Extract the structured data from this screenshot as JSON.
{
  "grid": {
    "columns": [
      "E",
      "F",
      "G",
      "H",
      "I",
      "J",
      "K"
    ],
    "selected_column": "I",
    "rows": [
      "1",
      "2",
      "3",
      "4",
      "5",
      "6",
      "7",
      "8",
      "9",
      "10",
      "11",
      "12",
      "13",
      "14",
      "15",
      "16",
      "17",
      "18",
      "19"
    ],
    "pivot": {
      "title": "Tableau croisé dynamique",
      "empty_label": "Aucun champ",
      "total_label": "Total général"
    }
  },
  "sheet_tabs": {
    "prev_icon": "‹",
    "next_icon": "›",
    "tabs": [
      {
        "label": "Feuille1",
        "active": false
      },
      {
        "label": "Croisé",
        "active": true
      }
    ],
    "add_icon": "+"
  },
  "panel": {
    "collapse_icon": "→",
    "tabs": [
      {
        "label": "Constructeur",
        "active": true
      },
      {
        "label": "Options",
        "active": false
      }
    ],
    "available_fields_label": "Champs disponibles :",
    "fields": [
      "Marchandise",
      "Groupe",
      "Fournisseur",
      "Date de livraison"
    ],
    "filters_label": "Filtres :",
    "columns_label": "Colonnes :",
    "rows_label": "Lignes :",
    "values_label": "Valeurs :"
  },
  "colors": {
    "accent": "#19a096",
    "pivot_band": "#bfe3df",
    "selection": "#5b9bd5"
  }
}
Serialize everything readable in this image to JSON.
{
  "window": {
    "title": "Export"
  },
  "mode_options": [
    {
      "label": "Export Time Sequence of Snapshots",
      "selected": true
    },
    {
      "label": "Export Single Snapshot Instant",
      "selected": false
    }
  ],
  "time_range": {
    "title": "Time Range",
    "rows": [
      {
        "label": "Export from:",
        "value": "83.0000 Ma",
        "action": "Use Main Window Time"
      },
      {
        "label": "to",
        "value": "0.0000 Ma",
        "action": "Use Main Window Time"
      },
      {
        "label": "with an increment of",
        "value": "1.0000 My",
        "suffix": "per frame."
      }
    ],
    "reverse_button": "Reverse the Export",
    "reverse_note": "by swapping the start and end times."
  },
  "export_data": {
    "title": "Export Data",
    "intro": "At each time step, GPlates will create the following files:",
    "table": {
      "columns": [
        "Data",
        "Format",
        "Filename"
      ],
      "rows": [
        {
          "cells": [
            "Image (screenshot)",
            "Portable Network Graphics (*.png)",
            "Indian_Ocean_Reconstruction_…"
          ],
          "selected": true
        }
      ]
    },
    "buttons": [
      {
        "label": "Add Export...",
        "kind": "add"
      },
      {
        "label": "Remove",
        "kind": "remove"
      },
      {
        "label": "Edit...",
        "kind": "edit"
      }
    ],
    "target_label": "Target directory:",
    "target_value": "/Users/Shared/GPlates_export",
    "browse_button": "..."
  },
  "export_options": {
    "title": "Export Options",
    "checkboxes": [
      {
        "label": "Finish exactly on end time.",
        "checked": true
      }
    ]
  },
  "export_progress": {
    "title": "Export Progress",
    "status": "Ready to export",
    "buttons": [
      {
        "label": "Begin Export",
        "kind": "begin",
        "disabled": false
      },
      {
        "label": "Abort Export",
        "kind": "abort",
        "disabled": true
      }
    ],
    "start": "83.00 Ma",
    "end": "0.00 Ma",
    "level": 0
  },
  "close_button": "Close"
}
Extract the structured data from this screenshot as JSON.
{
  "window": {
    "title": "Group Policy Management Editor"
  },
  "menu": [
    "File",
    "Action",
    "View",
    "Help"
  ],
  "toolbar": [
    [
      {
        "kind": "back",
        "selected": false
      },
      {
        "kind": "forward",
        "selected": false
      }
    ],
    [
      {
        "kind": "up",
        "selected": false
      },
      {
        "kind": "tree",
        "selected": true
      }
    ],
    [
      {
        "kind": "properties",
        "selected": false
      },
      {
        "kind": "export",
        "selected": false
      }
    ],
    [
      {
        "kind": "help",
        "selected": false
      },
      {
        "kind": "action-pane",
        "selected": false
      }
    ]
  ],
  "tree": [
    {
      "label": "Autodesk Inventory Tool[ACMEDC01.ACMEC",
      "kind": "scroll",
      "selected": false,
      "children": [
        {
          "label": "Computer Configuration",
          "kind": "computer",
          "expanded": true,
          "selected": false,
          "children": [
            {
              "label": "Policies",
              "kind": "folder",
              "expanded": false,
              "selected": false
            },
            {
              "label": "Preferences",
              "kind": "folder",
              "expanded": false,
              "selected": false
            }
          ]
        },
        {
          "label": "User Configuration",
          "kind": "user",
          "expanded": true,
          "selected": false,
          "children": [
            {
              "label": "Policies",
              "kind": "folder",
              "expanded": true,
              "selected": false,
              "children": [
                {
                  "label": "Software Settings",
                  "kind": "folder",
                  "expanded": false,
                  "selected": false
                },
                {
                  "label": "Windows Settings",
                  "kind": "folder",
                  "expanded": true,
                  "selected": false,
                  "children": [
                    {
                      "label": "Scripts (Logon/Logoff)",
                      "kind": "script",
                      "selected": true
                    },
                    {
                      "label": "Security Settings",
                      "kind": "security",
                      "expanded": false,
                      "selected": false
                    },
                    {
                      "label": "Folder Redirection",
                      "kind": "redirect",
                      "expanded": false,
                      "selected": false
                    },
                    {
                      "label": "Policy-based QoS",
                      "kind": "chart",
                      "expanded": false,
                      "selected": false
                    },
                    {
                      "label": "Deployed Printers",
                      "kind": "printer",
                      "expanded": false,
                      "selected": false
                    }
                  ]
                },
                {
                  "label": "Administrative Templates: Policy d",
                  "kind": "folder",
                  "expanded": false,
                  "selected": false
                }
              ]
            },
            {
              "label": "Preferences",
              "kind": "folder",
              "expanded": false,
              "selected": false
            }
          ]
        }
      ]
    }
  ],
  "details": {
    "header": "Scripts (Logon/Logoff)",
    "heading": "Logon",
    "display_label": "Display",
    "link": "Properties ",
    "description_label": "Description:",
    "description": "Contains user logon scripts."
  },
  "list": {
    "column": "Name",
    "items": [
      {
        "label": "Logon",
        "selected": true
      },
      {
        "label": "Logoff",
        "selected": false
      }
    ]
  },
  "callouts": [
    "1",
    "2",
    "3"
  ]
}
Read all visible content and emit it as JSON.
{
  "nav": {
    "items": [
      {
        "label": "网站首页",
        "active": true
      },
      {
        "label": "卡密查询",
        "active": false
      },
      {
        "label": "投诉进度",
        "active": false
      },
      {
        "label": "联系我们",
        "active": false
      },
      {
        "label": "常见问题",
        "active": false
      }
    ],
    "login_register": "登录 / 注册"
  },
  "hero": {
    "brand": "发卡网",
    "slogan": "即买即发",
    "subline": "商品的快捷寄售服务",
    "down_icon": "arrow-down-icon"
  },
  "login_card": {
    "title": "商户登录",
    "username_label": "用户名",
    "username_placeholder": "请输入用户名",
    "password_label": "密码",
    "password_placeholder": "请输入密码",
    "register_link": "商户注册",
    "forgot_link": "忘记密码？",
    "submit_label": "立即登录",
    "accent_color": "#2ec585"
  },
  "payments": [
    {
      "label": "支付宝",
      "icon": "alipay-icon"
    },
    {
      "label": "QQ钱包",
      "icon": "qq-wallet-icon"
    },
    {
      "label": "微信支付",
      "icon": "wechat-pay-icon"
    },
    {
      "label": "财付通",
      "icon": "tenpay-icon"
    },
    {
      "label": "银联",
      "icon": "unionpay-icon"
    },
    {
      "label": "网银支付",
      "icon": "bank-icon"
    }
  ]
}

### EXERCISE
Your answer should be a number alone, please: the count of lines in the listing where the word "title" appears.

### ANSWER BELOW
8